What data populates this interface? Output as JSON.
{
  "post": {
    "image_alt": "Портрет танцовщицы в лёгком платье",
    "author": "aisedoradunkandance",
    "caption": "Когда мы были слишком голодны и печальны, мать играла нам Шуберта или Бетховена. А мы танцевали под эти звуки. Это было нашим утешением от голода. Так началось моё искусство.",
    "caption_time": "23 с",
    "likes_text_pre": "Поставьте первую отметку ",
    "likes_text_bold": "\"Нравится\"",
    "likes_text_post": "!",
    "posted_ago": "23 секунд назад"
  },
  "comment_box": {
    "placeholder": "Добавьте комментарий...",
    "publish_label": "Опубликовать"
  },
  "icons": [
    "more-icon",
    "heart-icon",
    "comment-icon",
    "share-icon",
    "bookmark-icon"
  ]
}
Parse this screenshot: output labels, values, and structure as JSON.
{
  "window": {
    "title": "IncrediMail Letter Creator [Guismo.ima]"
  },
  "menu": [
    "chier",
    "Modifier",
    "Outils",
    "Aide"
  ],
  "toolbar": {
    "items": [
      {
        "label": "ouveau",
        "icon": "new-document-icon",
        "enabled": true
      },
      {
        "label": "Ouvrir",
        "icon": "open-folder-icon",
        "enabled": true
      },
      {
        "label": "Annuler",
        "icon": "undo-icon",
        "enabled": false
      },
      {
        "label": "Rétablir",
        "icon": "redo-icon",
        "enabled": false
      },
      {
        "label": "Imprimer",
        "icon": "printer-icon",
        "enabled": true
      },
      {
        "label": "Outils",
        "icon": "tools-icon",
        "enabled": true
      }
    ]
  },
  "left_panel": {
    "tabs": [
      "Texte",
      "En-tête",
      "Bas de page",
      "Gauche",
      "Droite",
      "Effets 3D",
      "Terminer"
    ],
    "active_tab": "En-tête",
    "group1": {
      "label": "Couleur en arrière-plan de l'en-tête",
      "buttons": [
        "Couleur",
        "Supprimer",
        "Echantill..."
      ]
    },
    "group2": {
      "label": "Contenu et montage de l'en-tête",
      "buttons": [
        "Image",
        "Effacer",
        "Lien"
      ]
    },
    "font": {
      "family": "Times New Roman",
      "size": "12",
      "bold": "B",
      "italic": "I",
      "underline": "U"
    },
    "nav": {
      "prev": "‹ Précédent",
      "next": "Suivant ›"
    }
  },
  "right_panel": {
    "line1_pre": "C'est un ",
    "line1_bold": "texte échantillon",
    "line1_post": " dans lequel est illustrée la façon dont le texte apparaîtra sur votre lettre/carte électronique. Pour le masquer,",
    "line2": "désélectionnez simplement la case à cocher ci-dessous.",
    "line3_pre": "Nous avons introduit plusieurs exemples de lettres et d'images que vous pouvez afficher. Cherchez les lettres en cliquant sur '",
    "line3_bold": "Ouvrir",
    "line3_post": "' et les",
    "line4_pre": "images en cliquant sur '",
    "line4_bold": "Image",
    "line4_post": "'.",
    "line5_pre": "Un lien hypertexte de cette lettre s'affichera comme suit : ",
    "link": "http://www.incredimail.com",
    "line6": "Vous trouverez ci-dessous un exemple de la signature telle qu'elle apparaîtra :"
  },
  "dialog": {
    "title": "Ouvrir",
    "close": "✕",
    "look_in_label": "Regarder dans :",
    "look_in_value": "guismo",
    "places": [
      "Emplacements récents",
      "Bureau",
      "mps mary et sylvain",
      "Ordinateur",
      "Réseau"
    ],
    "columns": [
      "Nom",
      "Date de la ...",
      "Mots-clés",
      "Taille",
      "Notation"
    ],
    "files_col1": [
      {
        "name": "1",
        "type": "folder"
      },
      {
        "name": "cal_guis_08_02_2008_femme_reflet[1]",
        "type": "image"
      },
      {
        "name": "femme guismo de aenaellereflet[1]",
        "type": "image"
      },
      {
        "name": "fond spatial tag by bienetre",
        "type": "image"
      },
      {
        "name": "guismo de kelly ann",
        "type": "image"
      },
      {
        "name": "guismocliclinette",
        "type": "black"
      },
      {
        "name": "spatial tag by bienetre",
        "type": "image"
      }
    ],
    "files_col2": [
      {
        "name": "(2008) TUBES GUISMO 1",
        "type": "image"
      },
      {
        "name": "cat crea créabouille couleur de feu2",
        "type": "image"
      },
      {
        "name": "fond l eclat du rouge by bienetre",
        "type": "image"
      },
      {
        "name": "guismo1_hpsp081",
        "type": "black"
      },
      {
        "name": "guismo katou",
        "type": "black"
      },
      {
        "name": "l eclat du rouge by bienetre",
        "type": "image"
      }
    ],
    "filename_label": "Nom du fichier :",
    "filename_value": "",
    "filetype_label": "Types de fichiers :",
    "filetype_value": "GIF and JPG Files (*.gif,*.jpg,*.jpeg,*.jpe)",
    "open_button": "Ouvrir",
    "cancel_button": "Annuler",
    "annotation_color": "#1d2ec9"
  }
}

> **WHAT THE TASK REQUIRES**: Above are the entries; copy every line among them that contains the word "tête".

> **RESULT OF THE EXERCISE**:
      "En-tête",
    "active_tab": "En-tête",
      "label": "Couleur en arrière-plan de l'en-tête",
      "label": "Contenu et montage de l'en-tête",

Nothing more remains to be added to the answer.